CORONAVIRUS UPDATE: The NC State Veterinary Hospital is seeing only emergency patients until further notice.

Veterinary Hospital Changes Reduce Risk While Continuing Care

COVID-19 Updates: Important Information for Veterinary Hospital Clients and Animal Owners

*Updated May 14 to reflect mask protocol for clients

Current Veterinary Hospital Service During COVID-19

To help keep staff, doctors, animals and clients safe while continuing to provide critical patient care, the NC State Veterinary Hospital is taking additional precautionary measures and limiting cases at the hospital.

Effective immediately and until further notice, each veterinary hospital service area will only see emergency and urgent care patients. The hospital will be operating with limited personnel. 

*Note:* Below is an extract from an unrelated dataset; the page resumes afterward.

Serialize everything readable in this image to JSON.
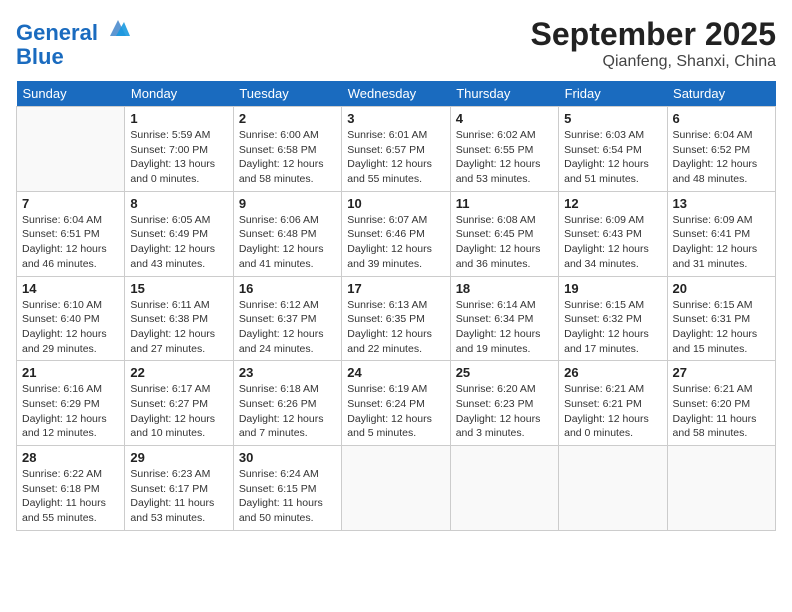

At this time only hospital personnel will be allowed inside all areas of the hospital complex until further notice. Veterinary hospital staff will continue to meet emergency clients in the parking area closest to the building associated with their specific service and bring those animals in for care. Effective immediately, all clients dropping off animals for care are required to wear a protective mask. 

For more information and to contact specific service areas click here.

Animals and Coronavirus: Frequently Asked Questions

Should I be concerned about pets or other animals and COVID-19?

There have now been hundreds of thousands of documented COVID-19 cases in humans around the world. Despite this, there have been only a handful of cases where this infection has been found in pets. For this reason there is currently a very low risk that the virus causing COVID-19 can spread from human to animal, and there is no evidence that it can spread from a pet to humans.

Though the virus appears to have emerged from an animal source, the Centers for Disease Control says there is no reason to think that any animals in the United States might be a source of infection with this new coronavirus.

Should I avoid contact with pets or other animals if I am sick with COVID-19?

If you are sick with COVID-19, you should restrict contact with pets and other animals, just as you would for people. That includes avoiding petting, snuggling, being kissed or licked or sharing food.

If possible, the CDC recommends having another member of your household care for your animals if you are sick with COVID-19.

Since animals can spread other diseases to people, it’s always a good idea to wash your hands after being around animals.

I’ve seen recent reports of some cases of tigers and domestic cats testing positive with SARS-CoV-2 in the United States. What do I need to know?

Health officials are aware of these recent documented cases of tigers and domestic cats in New York. The USDA provides the following information about each of those specific cases:

Tigers at the Bronx Zoo:

Domestic Cats in New York:

More Resources for Information About COVID-19 and Animals:

Centers for Disease Control:

World Health Organization:

American Veterinary Medical Association:

United States Department of Agriculture:

More Stories of Support Through COVID-19

CVM Face Mask Brigade has Veterinary Hospital Support All Sewn Up

Over just a few weeks, volunteers across the CVM — ranging from veterinary technicians and clinicians to faculty, administrative leadership and their families — have created nearly 400 cotton cloth face masks for the group of CVM faculty and staff working on emergency cases. Read More

Combating Coronavirus: NC State CVM Provides Medical Equipment to Hospitals

The NC State Veterinary Hospital recently provided two ventilators and other vital medical supplies in high demand, including masks, to the UNC School of Medicine and its hospitals, part of the widening fight to slow the spread of the novel coronavirus COVID-19 and effectively treat those infected. Read More

New Online Learning Tools for All Ages from the CVM

In this month of quarantine and social distancing, the power of human connection is clear. We want to see each other and talk to each other. We want to share laughter and knowledge and support. The CVM recently created some new learning resources, series of educational videos. This is a virtual tool for budding veterinarians and especially for teachers and parents looking for new resources to share with their students and children as part of distance learning. Read More